It’s true. TABC certification is not required by law. It’s also true that I’ve worked in the restaurant industry here in Texas virtually my entire life, and for most of that time, I incorrectly thought TABC certification was a legal requirement. But why is that? Why are so many seller-servers under the incorrect impression that TABC certification is legally required? Probably because every single one of their employers has required it.
That’s the thing – Even though TABC certification is not technically mandated by law, it might as well be because so many employers require it. I’m not privy to any statistics, but I’d bet the overwhelming majority of employers across the state require their employees to be TABC certified. So why do employers require a TABC certification?
First, it’s good training. The TABC certification course deals primarily with two issues: Avoiding alcohol sales to minors, and avoiding alcohol sales to intoxicated people. As such, TABC certification courses teach how to properly ID customers, how to refuse a sale, how to cut people off, signs of intoxication, and many other important topics. These topics are extremely relevant when it comes to doing your job well. Any schmuck can sell or serve alcohol. But being on top of your game, keeping alcohol out of the hands of minors and drunk people, and keeping drunk drivers off the road requires an entirely different level of job performance. Our on-site and online TABC certification courses teach this.
Second, your employer has a lot on the line. And by a lot, we mean their alcohol license/permit. That alcohol license or permit is issued by the Texas Alcoholic Beverage Commission (TABC), which is the state agency that regulates the alcoholic beverage industry in Texas. Long story short, the TABC kindly offers your employer protection against having their license or permit revoked in certain circumstances so long as all employees are TABC certified. This protection is called “Safe Harbor.” Let’s say you or one of your coworkers sells alcohol to a minor. You can still be arrested, charged with a criminal offense, fined, and sued in civil court for damages. Your employer can also still be fined. But in this instance, the TABC agrees to not revoke your employer’s alcohol license or permit so long as certain conditions are met.
So put yourself in your employer’s shoes. You’re hiring a bunch of employees who you’ve never met before, and your license or permit to sell alcohol is on the line. Just like your employer, I bet you’d want to protect your business as much as possible, too. You would also want to protect your employees from criminal and civil liability by ensuring they’re well-trained. You would also want to protect your customers and those they may come in contact with after purchasing or consuming alcohol at your establishment.

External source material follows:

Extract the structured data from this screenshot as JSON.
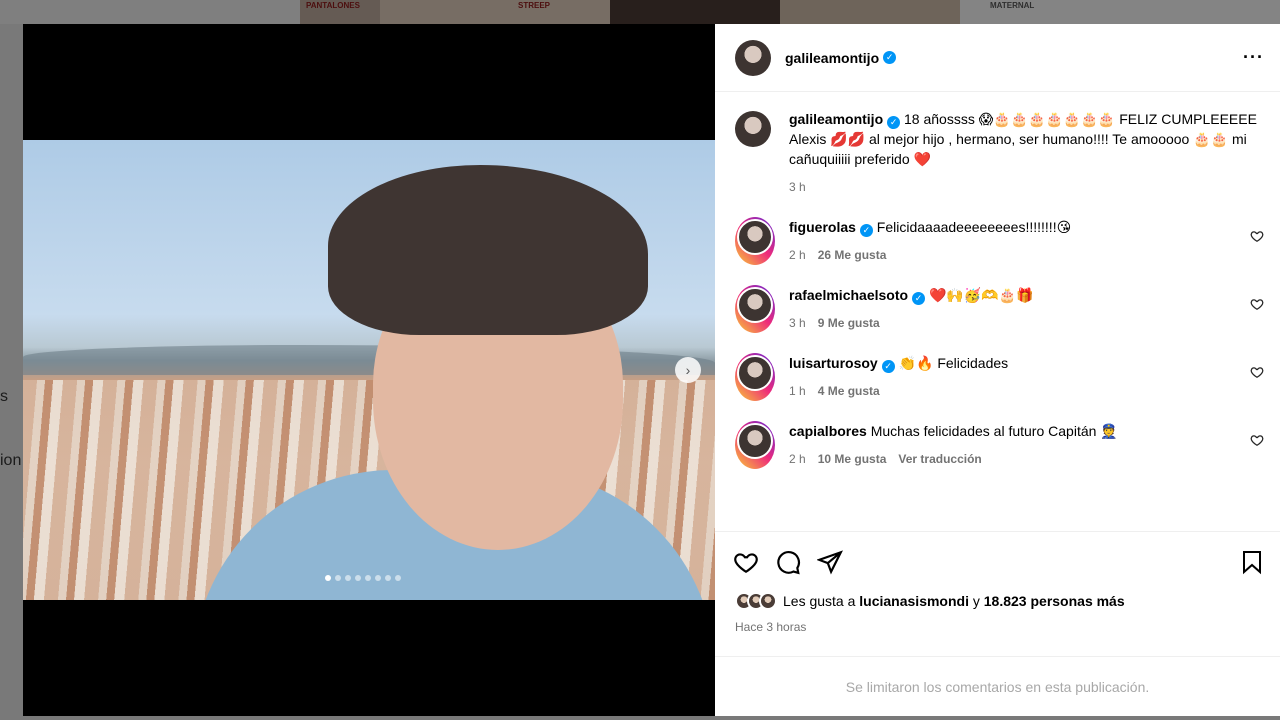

TABC On The Fly is licensed by the Texas Alcoholic Beverage Commission (TABC) to teach the TABC certification course both online and on-site. Enroll now to get TABC certified online.Back to Blog